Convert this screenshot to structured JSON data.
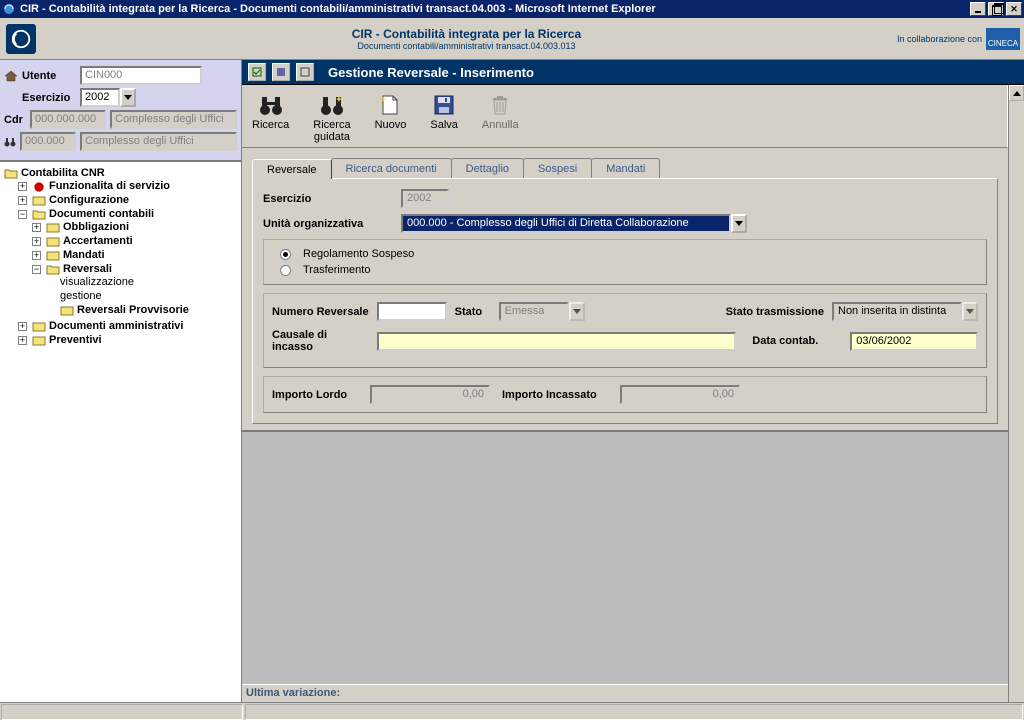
{
  "window": {
    "title": "CIR - Contabilità integrata per la Ricerca - Documenti contabili/amministrativi transact.04.003 - Microsoft Internet Explorer"
  },
  "brand": {
    "title": "CIR - Contabilità integrata per la Ricerca",
    "subtitle": "Documenti contabili/amministrativi transact.04.003.013",
    "collab": "In collaborazione con",
    "cineca": "CINECA"
  },
  "left": {
    "utente_label": "Utente",
    "utente_value": "CIN000",
    "esercizio_label": "Esercizio",
    "esercizio_value": "2002",
    "cdr_label": "Cdr",
    "cdr_code": "000.000.000",
    "cdr_desc": "Complesso degli Uffici",
    "search_code": "000.000",
    "search_desc": "Complesso degli Uffici"
  },
  "tree": {
    "root": "Contabilita CNR",
    "n1": "Funzionalita di servizio",
    "n2": "Configurazione",
    "n3": "Documenti contabili",
    "n3a": "Obbligazioni",
    "n3b": "Accertamenti",
    "n3c": "Mandati",
    "n3d": "Reversali",
    "n3d1": "visualizzazione",
    "n3d2": "gestione",
    "n3d3": "Reversali Provvisorie",
    "n4": "Documenti amministrativi",
    "n5": "Preventivi"
  },
  "panel": {
    "title": "Gestione Reversale - Inserimento"
  },
  "toolbar": {
    "ricerca": "Ricerca",
    "ricerca_guidata": "Ricerca\nguidata",
    "nuovo": "Nuovo",
    "salva": "Salva",
    "annulla": "Annulla"
  },
  "tabs": {
    "t1": "Reversale",
    "t2": "Ricerca documenti",
    "t3": "Dettaglio",
    "t4": "Sospesi",
    "t5": "Mandati"
  },
  "form": {
    "esercizio_label": "Esercizio",
    "esercizio_value": "2002",
    "org_label": "Unità organizzativa",
    "org_value": "000.000 - Complesso degli Uffici di Diretta Collaborazione",
    "radio1": "Regolamento Sospeso",
    "radio2": "Trasferimento",
    "num_label": "Numero Reversale",
    "num_value": "",
    "stato_label": "Stato",
    "stato_value": "Emessa",
    "stato_trasm_label": "Stato trasmissione",
    "stato_trasm_value": "Non inserita in distinta",
    "causale_label": "Causale di incasso",
    "causale_value": "",
    "data_label": "Data contab.",
    "data_value": "03/06/2002",
    "lordo_label": "Importo Lordo",
    "lordo_value": "0,00",
    "incassato_label": "Importo Incassato",
    "incassato_value": "0,00"
  },
  "footer": {
    "ultima": "Ultima variazione:"
  }
}
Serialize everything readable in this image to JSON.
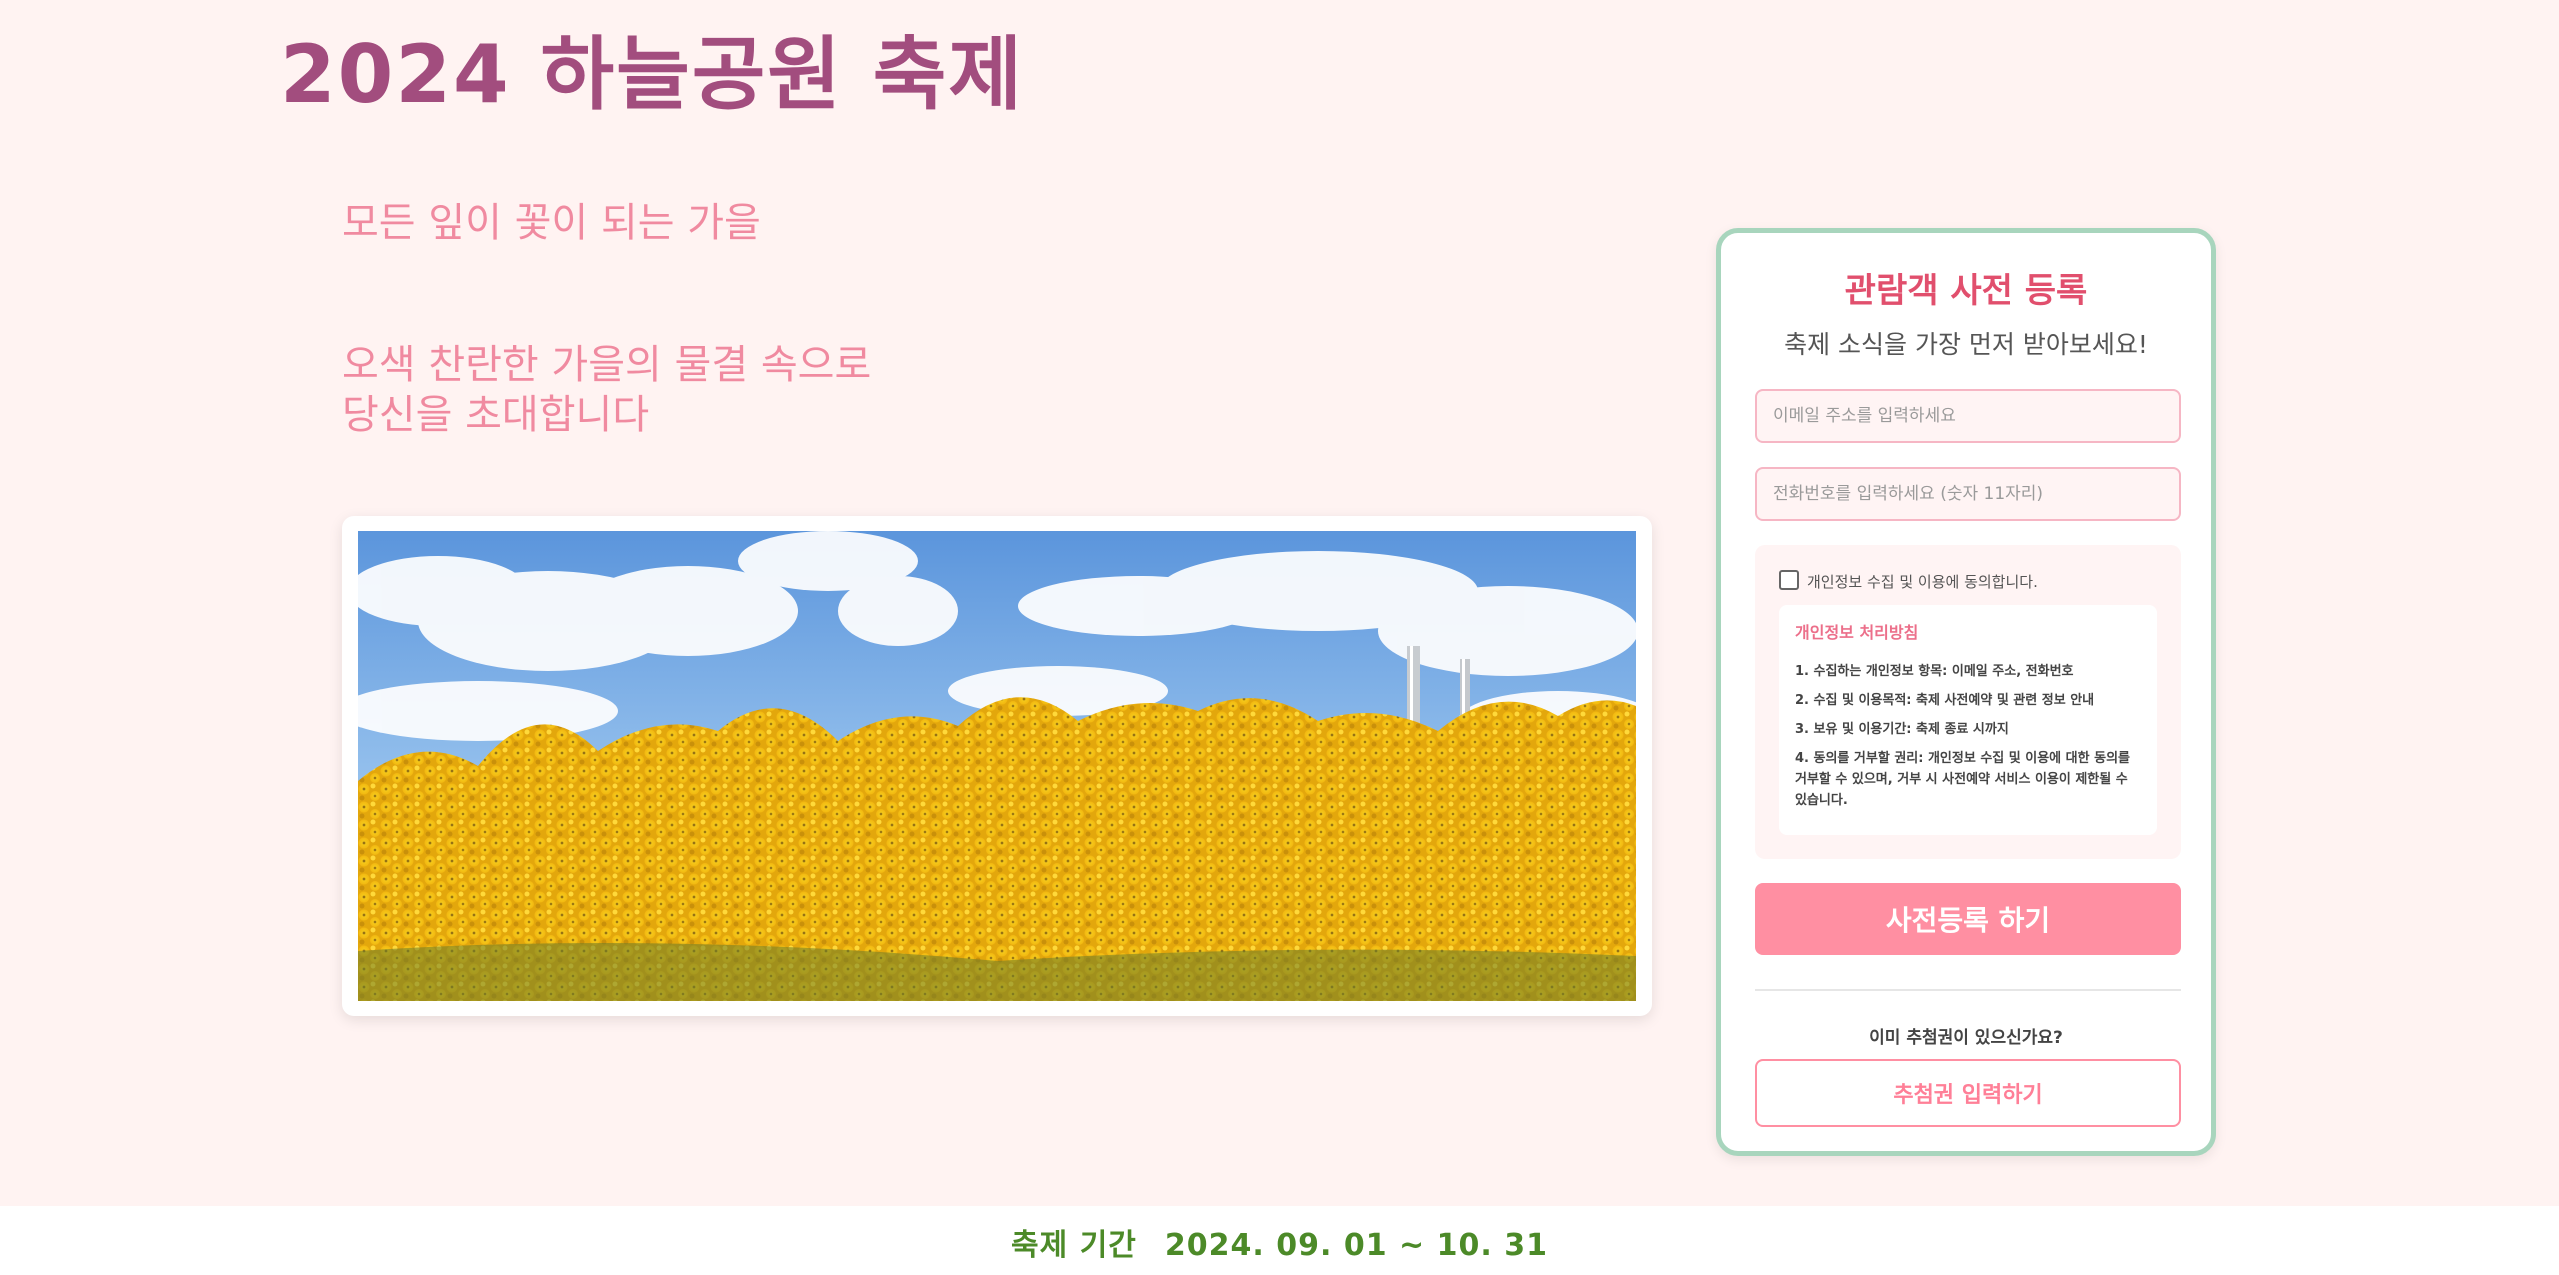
{
  "header": {
    "title": "2024 하늘공원 축제"
  },
  "hero": {
    "tagline": "모든 잎이 꽃이 되는 가을",
    "invite_line1": "오색 찬란한 가을의 물결 속으로",
    "invite_line2": "당신을 초대합니다"
  },
  "registration": {
    "title": "관람객 사전 등록",
    "subtitle": "축제 소식을 가장 먼저 받아보세요!",
    "email_placeholder": "이메일 주소를 입력하세요",
    "phone_placeholder": "전화번호를 입력하세요 (숫자 11자리)",
    "consent_label": "개인정보 수집 및 이용에 동의합니다.",
    "consent_checked": false,
    "policy": {
      "title": "개인정보 처리방침",
      "items": [
        "1. 수집하는 개인정보 항목: 이메일 주소, 전화번호",
        "2. 수집 및 이용목적: 축제 사전예약 및 관련 정보 안내",
        "3. 보유 및 이용기간: 축제 종료 시까지",
        "4. 동의를 거부할 권리: 개인정보 수집 및 이용에 대한 동의를 거부할 수 있으며, 거부 시 사전예약 서비스 이용이 제한될 수 있습니다."
      ]
    },
    "register_button": "사전등록 하기",
    "ticket_question": "이미 추첨권이 있으신가요?",
    "ticket_button": "추첨권 입력하기"
  },
  "footer": {
    "period_label": "축제 기간",
    "period_value": "2024. 09. 01 ~ 10. 31"
  },
  "colors": {
    "background": "#fff3f2",
    "title": "#a24d7e",
    "accent_pink": "#ff8fa2",
    "card_border": "#a8d5bd",
    "footer_text": "#4c8a28"
  }
}
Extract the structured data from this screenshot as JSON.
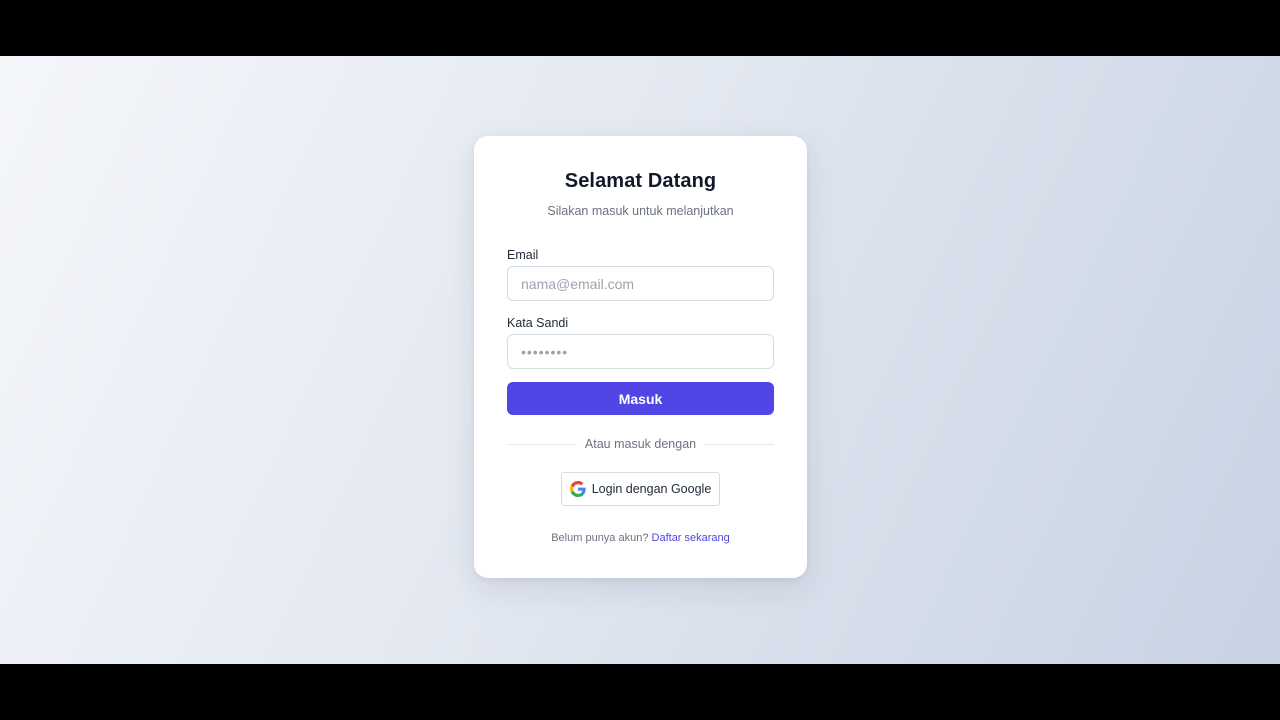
{
  "login": {
    "title": "Selamat Datang",
    "subtitle": "Silakan masuk untuk melanjutkan",
    "email_label": "Email",
    "email_placeholder": "nama@email.com",
    "email_value": "",
    "password_label": "Kata Sandi",
    "password_placeholder": "••••••••",
    "password_value": "",
    "submit_label": "Masuk",
    "divider_text": "Atau masuk dengan",
    "google_label": "Login dengan Google",
    "footer_text": "Belum punya akun?",
    "signup_link": "Daftar sekarang"
  },
  "colors": {
    "accent": "#4f46e5",
    "title": "#111827",
    "muted": "#6b7280",
    "card": "#ffffff"
  },
  "icons": {
    "google": "google-icon"
  }
}
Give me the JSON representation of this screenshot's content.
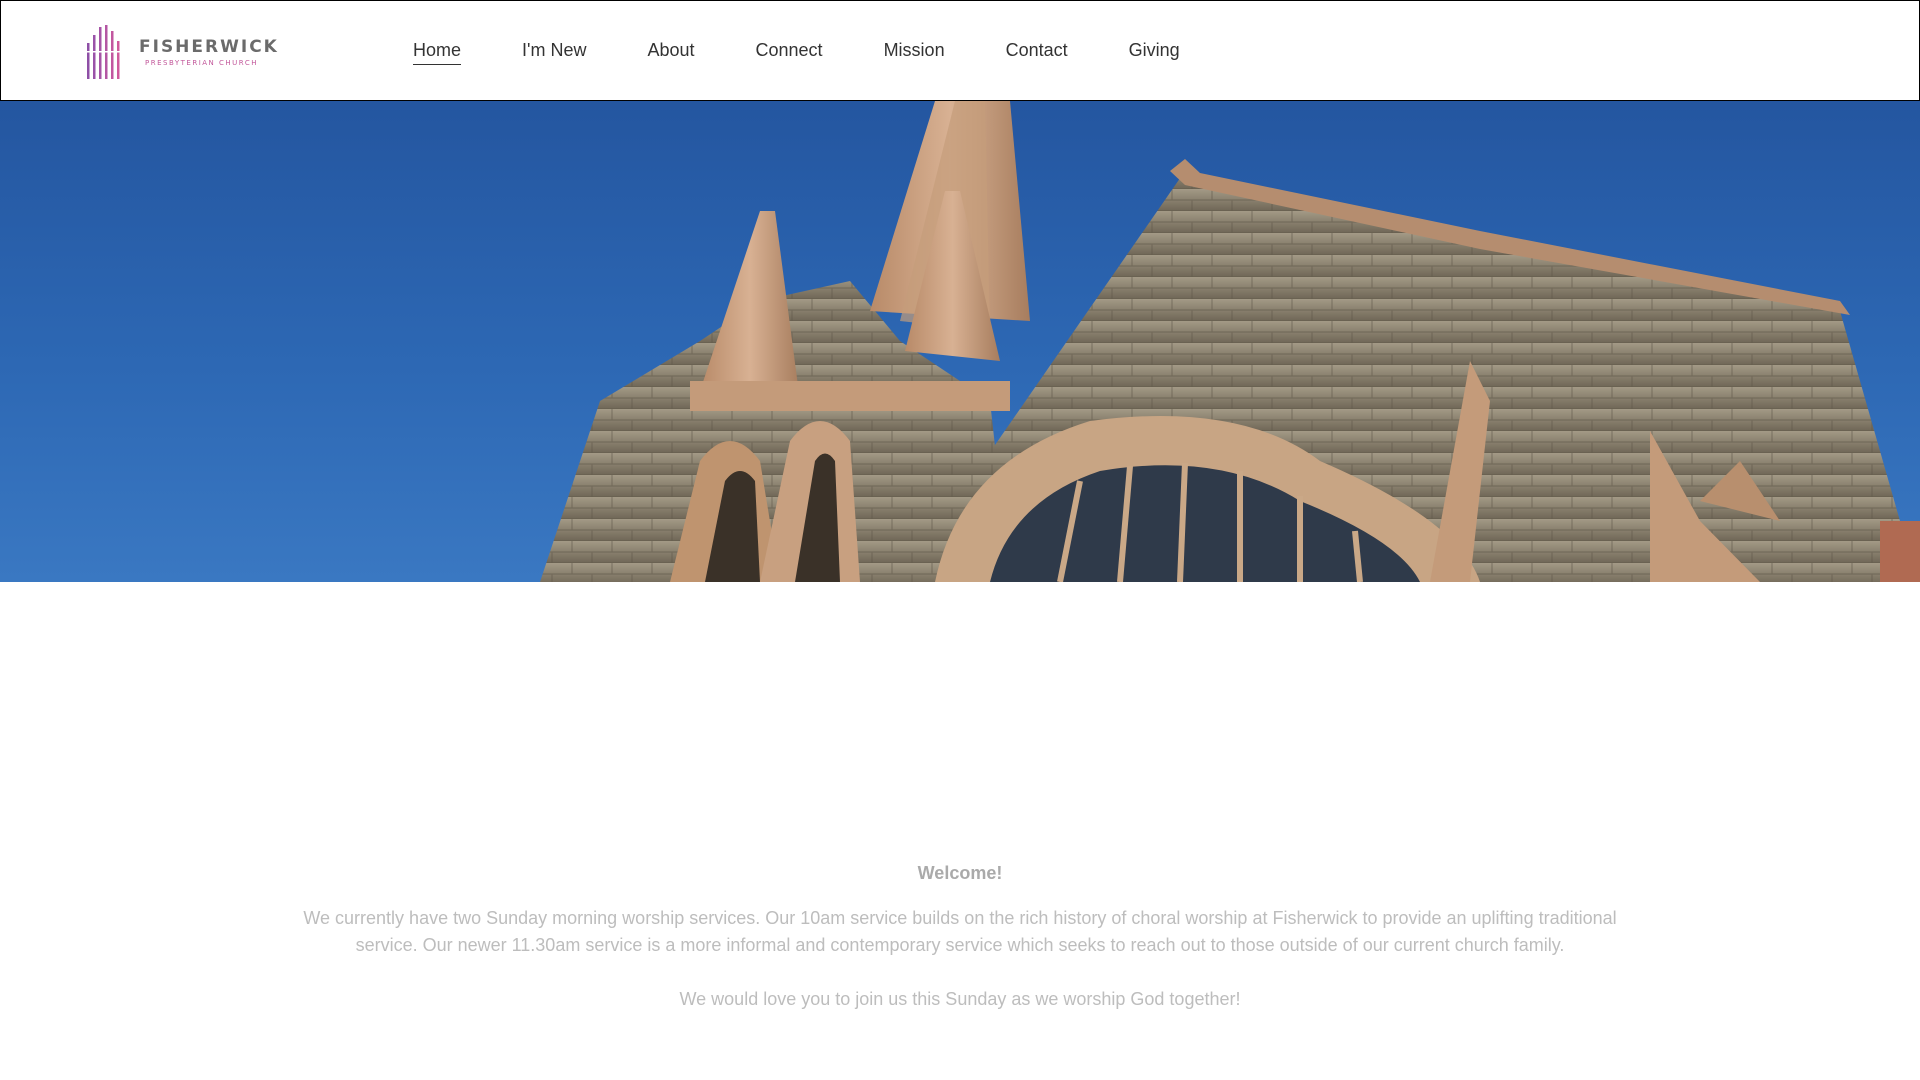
{
  "header": {
    "logo": {
      "name": "FISHERWICK",
      "subtitle": "Presbyterian Church",
      "icon": "organ-pipes-icon",
      "colors": {
        "purple": "#8e4fa6",
        "pink": "#d0589c"
      }
    },
    "nav": [
      {
        "label": "Home",
        "active": true
      },
      {
        "label": "I'm New",
        "active": false
      },
      {
        "label": "About",
        "active": false
      },
      {
        "label": "Connect",
        "active": false
      },
      {
        "label": "Mission",
        "active": false
      },
      {
        "label": "Contact",
        "active": false
      },
      {
        "label": "Giving",
        "active": false
      }
    ]
  },
  "hero": {
    "sky_color": "#2a62ae",
    "stone_color": "#8f8570",
    "sandstone_color": "#c9a07e"
  },
  "content": {
    "heading": "Welcome!",
    "paragraph1": "We currently have two Sunday morning worship services. Our 10am service builds on the rich history of choral worship at Fisherwick to provide an uplifting traditional service. Our newer 11.30am service is a more informal and contemporary service which seeks to reach out to those outside of our current church family.",
    "paragraph2": "We would love you to join us this Sunday as we worship God together!"
  }
}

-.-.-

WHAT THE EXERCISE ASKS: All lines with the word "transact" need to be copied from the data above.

EXPECTED ANSWER:
    "title": "CIR - Contabilità integrata per la Ricerca - Documenti contabili/amministrativi transact.04.003 - Microsoft Internet Explorer"
    "subtitle": "Documenti contabili/amministrativi transact.04.003.013",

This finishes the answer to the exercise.